» Directions for this task: Using the records below, copy every line that holds the string "highlighted".

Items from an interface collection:
************

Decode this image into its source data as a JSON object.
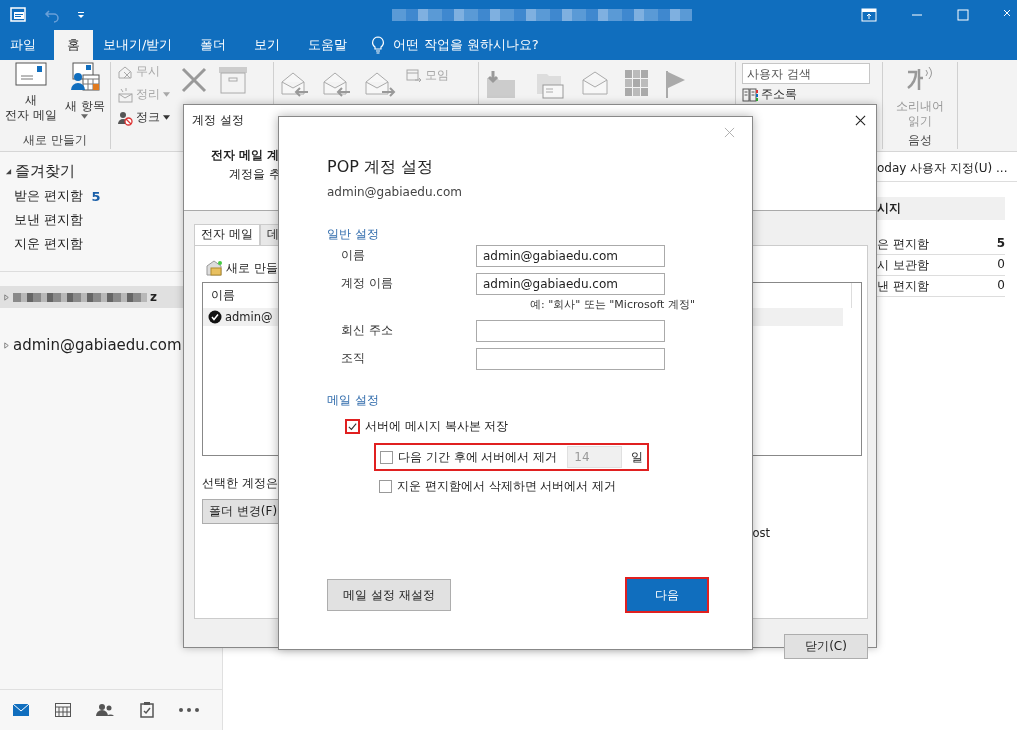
{
  "ribbon_tabs": [
    {
      "label": "파일",
      "selected": false
    },
    {
      "label": "홈",
      "selected": true
    },
    {
      "label": "보내기/받기",
      "selected": false
    },
    {
      "label": "폴더",
      "selected": false
    },
    {
      "label": "보기",
      "selected": false
    },
    {
      "label": "도움말",
      "selected": false
    }
  ],
  "tell_me": "어떤 작업을 원하시나요?",
  "ribbon": {
    "new_email": [
      "새",
      "전자 메일"
    ],
    "new_item": "새 항목",
    "new_group_label": "새로 만들기",
    "small_actions": [
      {
        "label": "무시",
        "has_menu": false,
        "disabled": true
      },
      {
        "label": "정리",
        "has_menu": true,
        "disabled": true
      },
      {
        "label": "정크",
        "has_menu": true,
        "disabled": false
      }
    ],
    "meeting": {
      "label": "모임",
      "disabled": true
    },
    "search": {
      "placeholder": "사용자 검색"
    },
    "address_book": "주소록",
    "read_aloud": [
      "소리내어",
      "읽기"
    ],
    "voice_group_label": "음성"
  },
  "sidebar": {
    "favorites": {
      "label": "즐겨찾기",
      "expanded": true,
      "children": [
        {
          "label": "받은 편지함",
          "count": "5"
        },
        {
          "label": "보낸 편지함"
        },
        {
          "label": "지운 편지함"
        }
      ]
    },
    "accounts": [
      {
        "label": "z",
        "redacted": true,
        "selected": true,
        "expanded": false
      },
      {
        "label": "admin@gabiaedu.com",
        "redacted": false,
        "selected": false,
        "expanded": false
      }
    ]
  },
  "nav": [
    {
      "kind": "mail",
      "selected": true
    },
    {
      "kind": "calendar",
      "selected": false
    },
    {
      "kind": "people",
      "selected": false
    },
    {
      "kind": "tasks",
      "selected": false
    },
    {
      "kind": "more",
      "selected": false
    }
  ],
  "right_pane": {
    "header_link": "oday 사용자 지정(U) ...",
    "section": "시지",
    "folders": [
      {
        "name": "은 편지함",
        "count": "5",
        "bold": true
      },
      {
        "name": "시 보관함",
        "count": "0",
        "bold": false
      },
      {
        "name": "낸 편지함",
        "count": "0",
        "bold": false
      }
    ]
  },
  "account_settings_dialog": {
    "title": "계정 설정",
    "heading": "전자 메일 계",
    "subheading": "계정을 추",
    "tabs": [
      {
        "label": "전자 메일",
        "selected": true
      },
      {
        "label": "데",
        "selected": false
      }
    ],
    "new_button": "새로 만들",
    "list_header": "이름",
    "accounts": [
      {
        "name": "admin@",
        "default": true
      }
    ],
    "selected_account_text": "선택한 계정은",
    "folder_button": "폴더 변경(F)",
    "path_tail": "ost",
    "close_button": "닫기(C)"
  },
  "pop_dialog": {
    "title": "POP 계정 설정",
    "email": "admin@gabiaedu.com",
    "general_section": "일반 설정",
    "fields": [
      {
        "label": "이름",
        "value": "admin@gabiaedu.com"
      },
      {
        "label": "계정 이름",
        "value": "admin@gabiaedu.com",
        "hint": "예: \"회사\" 또는 \"Microsoft 계정\""
      },
      {
        "label": "회신 주소"
      },
      {
        "label": "조직"
      }
    ],
    "mail_section": "메일 설정",
    "options": [
      {
        "kind": "checkbox",
        "label": "서버에 메시지 복사본 저장",
        "checked": true,
        "highlighted": true,
        "children": [
          {
            "kind": "period",
            "label": "다음 기간 후에 서버에서 제거",
            "checked": false,
            "highlighted": true,
            "value": "14",
            "unit": "일"
          },
          {
            "kind": "checkbox",
            "label": "지운 편지함에서 삭제하면 서버에서 제거",
            "checked": false,
            "highlighted": false
          }
        ]
      }
    ],
    "buttons": [
      {
        "label": "메일 설정 재설정",
        "primary": false,
        "highlighted": false
      },
      {
        "label": "다음",
        "primary": true,
        "highlighted": true
      }
    ]
  }
}
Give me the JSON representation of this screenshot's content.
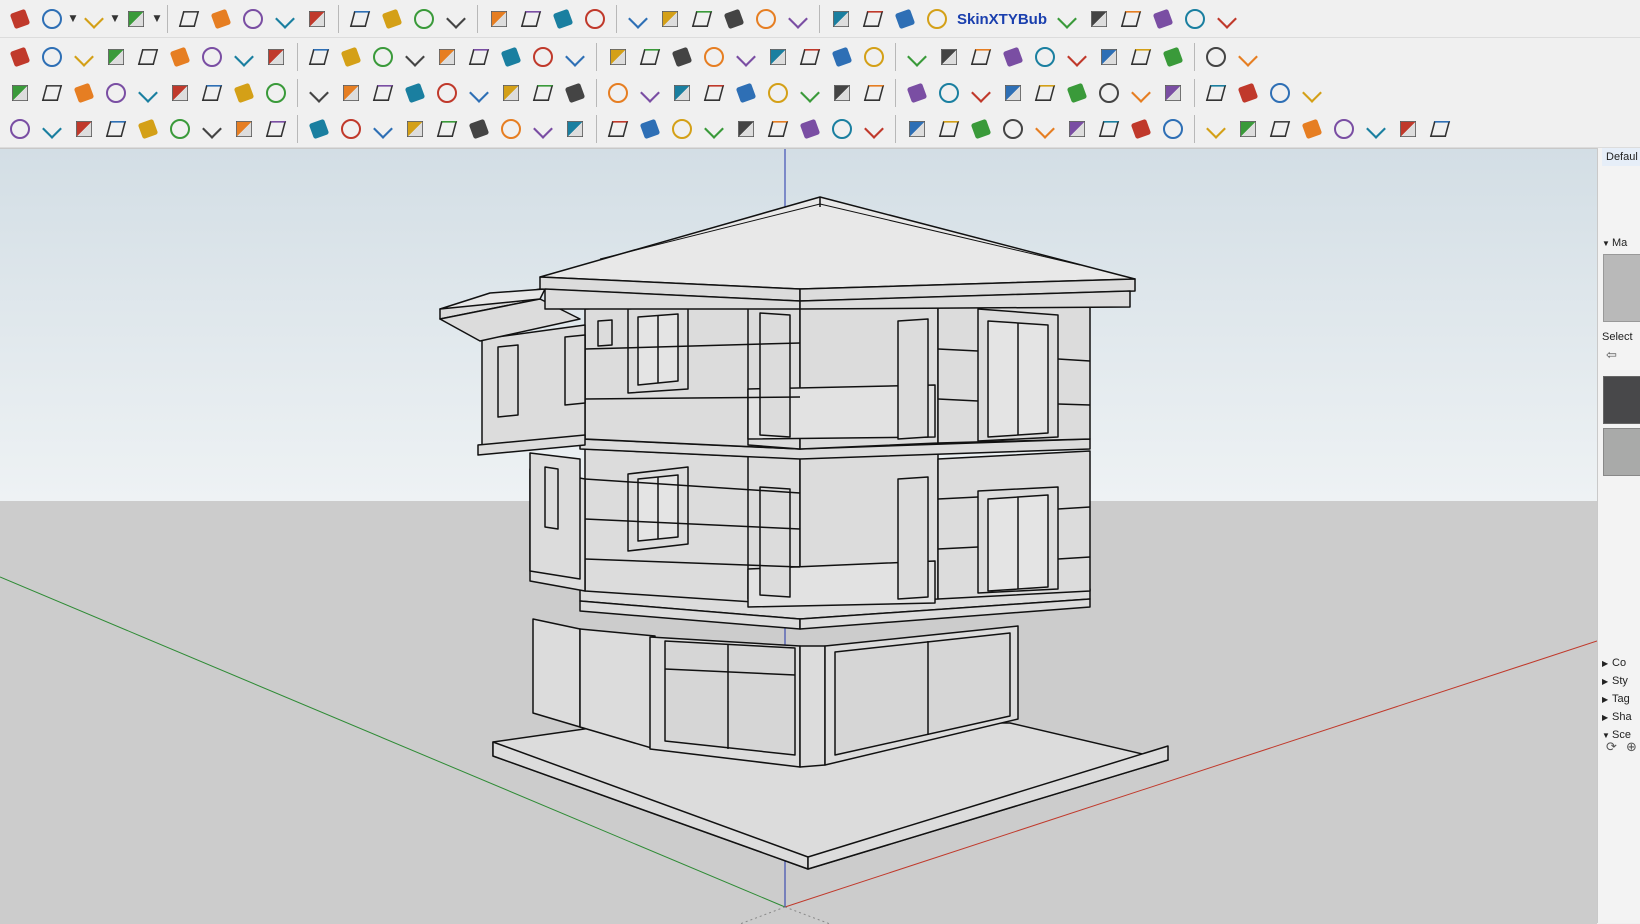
{
  "toolbars": {
    "row1": {
      "icons": [
        "eraser-icon",
        "pencil-icon",
        "arc-icon",
        "rectangle-icon",
        "push-pull-icon",
        "follow-me-icon",
        "move-icon",
        "rotate-icon",
        "scale-icon",
        "tape-measure-icon",
        "text-icon",
        "paint-bucket-icon",
        "orbit-icon",
        "pan-icon",
        "zoom-icon",
        "zoom-extents-icon",
        "component-icon",
        "section-plane-icon",
        "layers-icon",
        "warehouse-icon",
        "user-icon",
        "map-icon",
        "tag-icon",
        "sandbox-icon",
        "box-stack-icon",
        "red-box-icon",
        "globe-icon",
        "cloud-1-icon",
        "cloud-2-icon",
        "cloud-3-icon",
        "play-icon",
        "stop-icon",
        "help-icon"
      ],
      "extension_label": "SkinXTYBub"
    },
    "row2": {
      "tool_count": 38
    },
    "row3": {
      "tool_count": 40
    },
    "row4": {
      "tool_count": 44
    }
  },
  "colors": {
    "sky_top": "#d3dee5",
    "sky_bottom": "#eef2f4",
    "ground": "#cccccc",
    "axis_red": "#c0392b",
    "axis_green": "#2e8b35",
    "axis_blue": "#2233aa",
    "building_face": "#dcdcdc",
    "edge": "#111111"
  },
  "tray": {
    "title": "Defaul",
    "materials_header": "Ma",
    "select_label": "Select",
    "sections": [
      {
        "label": "Co",
        "open": false
      },
      {
        "label": "Sty",
        "open": false
      },
      {
        "label": "Tag",
        "open": false
      },
      {
        "label": "Sha",
        "open": false
      },
      {
        "label": "Sce",
        "open": true
      }
    ]
  }
}
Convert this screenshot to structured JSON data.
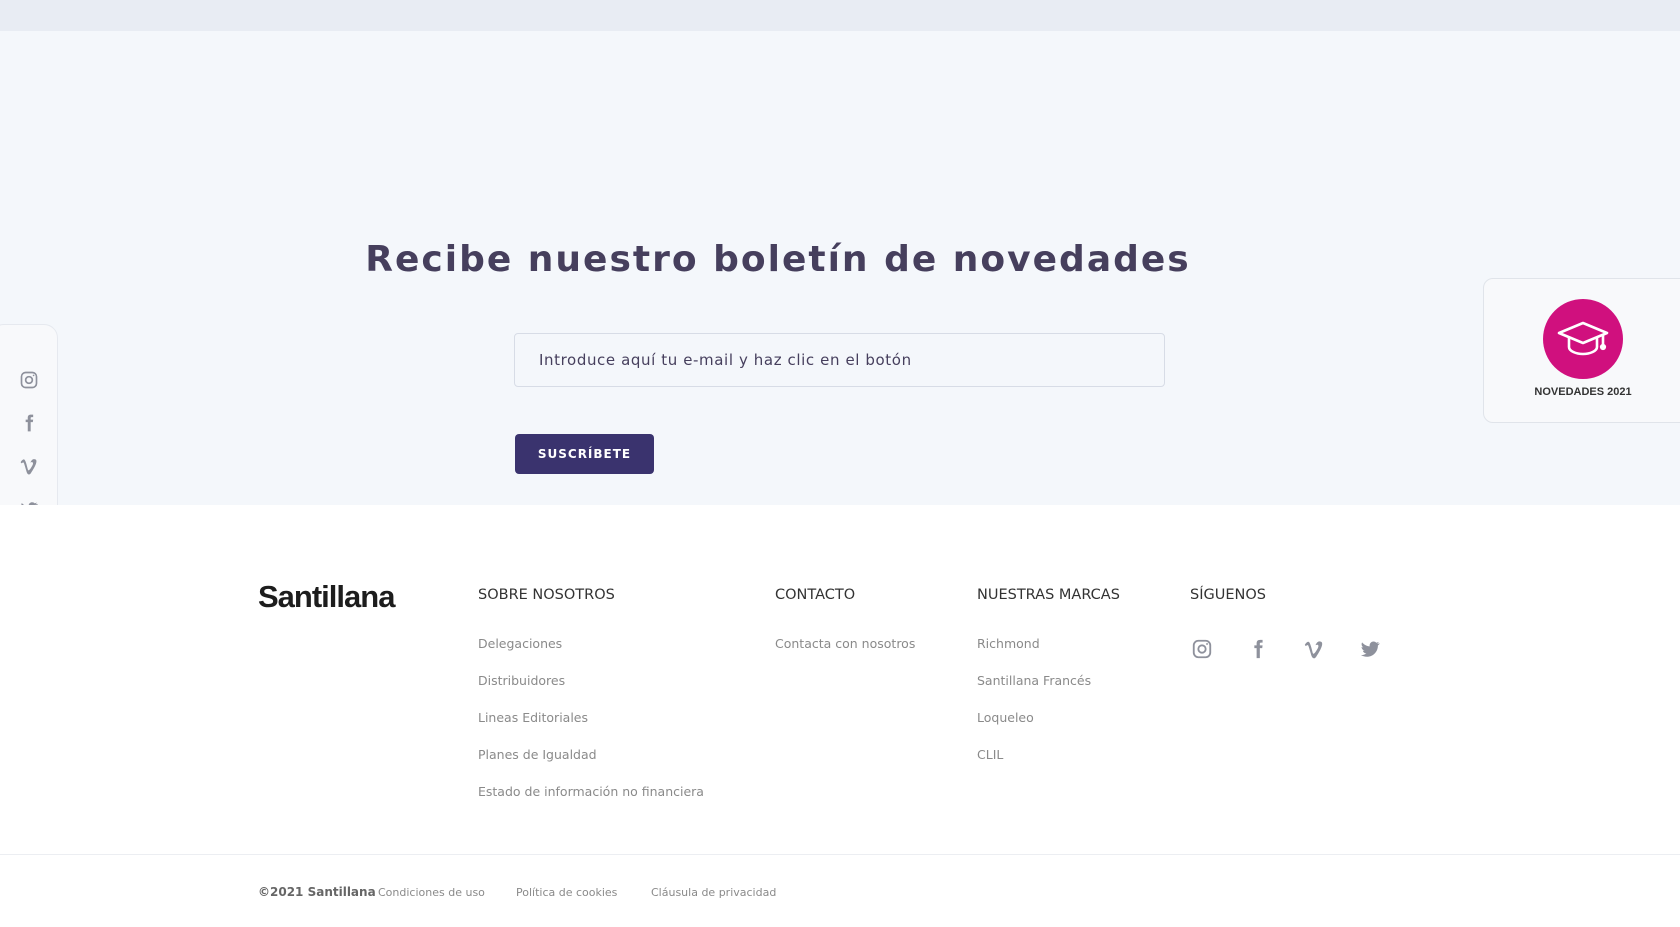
{
  "newsletter": {
    "title": "Recibe nuestro boletín de novedades",
    "email_placeholder": "Introduce aquí tu e-mail y haz clic en el botón",
    "email_value": "",
    "subscribe_label": "SUSCRÍBETE"
  },
  "side_social": {
    "icons": [
      "instagram-icon",
      "facebook-icon",
      "vimeo-icon",
      "twitter-icon"
    ]
  },
  "novedades_badge": {
    "icon": "graduation-cap-icon",
    "label": "NOVEDADES 2021",
    "color": "#d0107e"
  },
  "footer": {
    "logo": "Santillana",
    "columns": [
      {
        "title": "SOBRE NOSOTROS",
        "links": [
          "Delegaciones",
          "Distribuidores",
          "Lineas Editoriales",
          "Planes de Igualdad",
          "Estado de información no financiera"
        ]
      },
      {
        "title": "CONTACTO",
        "links": [
          "Contacta con nosotros"
        ]
      },
      {
        "title": "NUESTRAS MARCAS",
        "links": [
          "Richmond",
          "Santillana Francés",
          "Loqueleo",
          "CLIL"
        ]
      }
    ],
    "follow": {
      "title": "SÍGUENOS",
      "icons": [
        "instagram-icon",
        "facebook-icon",
        "vimeo-icon",
        "twitter-icon"
      ]
    }
  },
  "bottom_bar": {
    "copyright": "©2021 Santillana",
    "links": [
      "Condiciones de uso",
      "Política de cookies",
      "Cláusula de privacidad"
    ]
  },
  "colors": {
    "accent": "#3a336e",
    "title": "#463f5d",
    "badge": "#d0107e",
    "icon_gray": "#8e919c"
  }
}
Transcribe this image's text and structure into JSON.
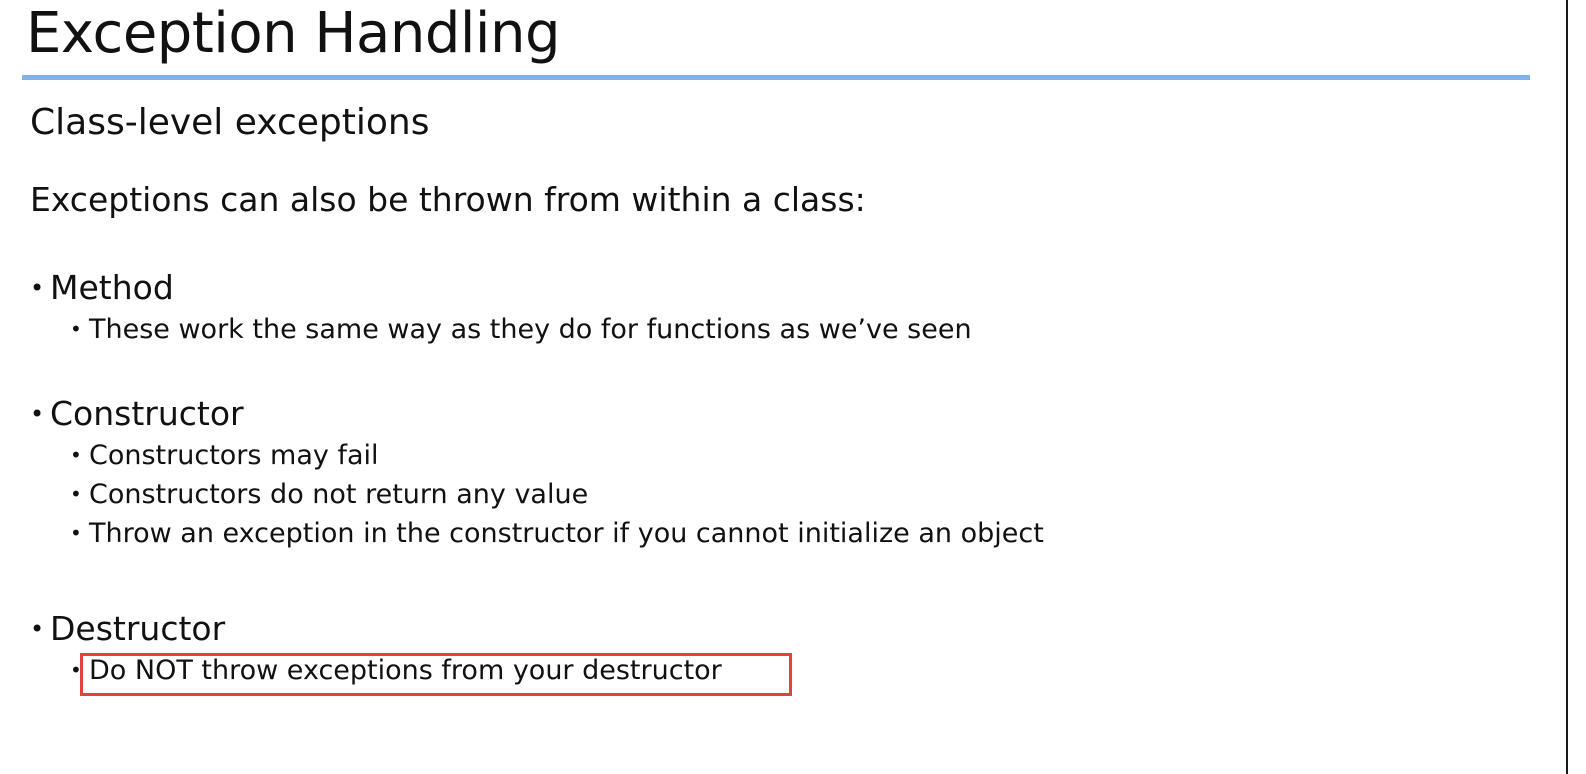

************

» Answer area:
        "highlighted": true,
            "highlighted": true,
            "highlighted": false
        "highlighted": false
        "highlighted": true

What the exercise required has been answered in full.